TARGETED ONCOLOGY: These data comes shortly after the announcement of the phase 2 CANTATA study (NCT03428217), which failed to show improvement in progression-free survival. Can you explain what might be the difference in terms of the mechanism of action of nivolumab and telaglenastat, and what does this say about whether or not we should be treating these patients earlier on in their disease course?

Apolo: This approval of cabozantinib and nivolumab comes soon after the announcement that the CANTATA study was negative and that was a different combination. I think one of the successes of our study was that we have a good scientific rationale for the combination. In an initial trial that I did, where I looked at patients receiving cabozantinib, I saw that cabozantinib, in addition to its targeted effect, also had immunomodulatory effects. So, it affects the microenvironment of the patients being treated with it. And it really provided a very strong rationale for combining it with an immunotherapeutic strategy. And when you combine them, you see really great responses in patients being treated with a combination. So, we have a great rationale for the combination. These are different agents, and, like you said, this study was in the first-line setting, the CheckMate 9ER study was in the first-line setting of patients with advanced RCC. And that is our goal is, is we see the really high activity of patients receiving immunotherapy in the advanced and later-line settings. Our goal is to bring this to earlier states of disease to see if we can potentially improve the outcomes of patients early on so they don't develop such advanced disease and the disease may be easier to treat.

TARGETED ONCOLOGY: How would you invite advise community oncologists who are using this combination in their clinics for the first time.
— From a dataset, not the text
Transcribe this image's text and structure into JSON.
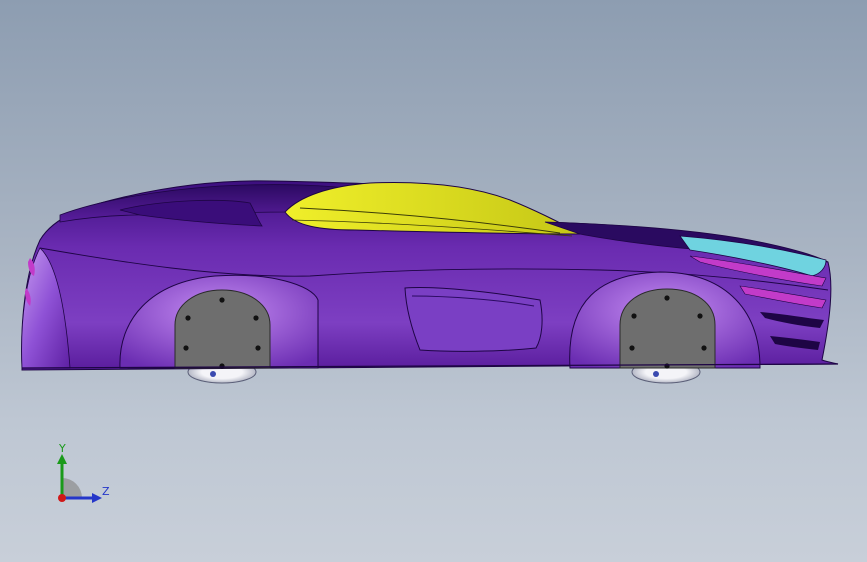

Apolo: I would say, cabozantinib and nivolumab is very tolerable, but you do have to monitor the patients, I would say in closely for [adverse] effects of cabozantinib for decreased appetite, for weight loss, and just really stay on top of electrolytes, stay on top of symptoms that could potentially be difficult to distinguish which agent is causing it, for example, diarrhea. When you see diarrhea, sometimes it can be hard to pinpoint is it coming from the cabozantinib, which is a very common [adverse] effect. And usually, I suggest holding the cabozantinib, and then kind of following the patient to see how they do using anti-diarrhea agents to make sure that this is not an immune-related process from the nivolumab. And same thing with other toxicities, like elevation of liver enzymes, hold the cabozantinib and monitor more frequently to see if it resolves. Because cabozantinib has a shorter half life, usually [adverse] effects resolved within days, as opposed to immune-related [adverse] effects that can persist for weeks. I would say close follow-up with patients receiving the combination. It is tolerable, but it does require diligence and close follow-up.

TARGETED ONCOLOGY: Is there anything else you'd like to add?

Apolo: I think that it's a very exciting time right now, in kidney cancer research. There's a lot of new agents that are being tested and having this new approval of cabozantinib and nivolumab is just wonderful. And it gives our patients another option for combination therapy that is very active.

Reference:

Choueiri TK, Powles T, Burotto M, et al. 696O_PR Nivolumab + cabozantinib vs sunitinib in first-line treatment for advanced renal cell carcinoma: first results from the randomized phase 3 CheckMate 9ER trial. Ann Oncol. 2020;31(suppl 4).S1159. doi:10.1016/j.annonc.2020.08.2257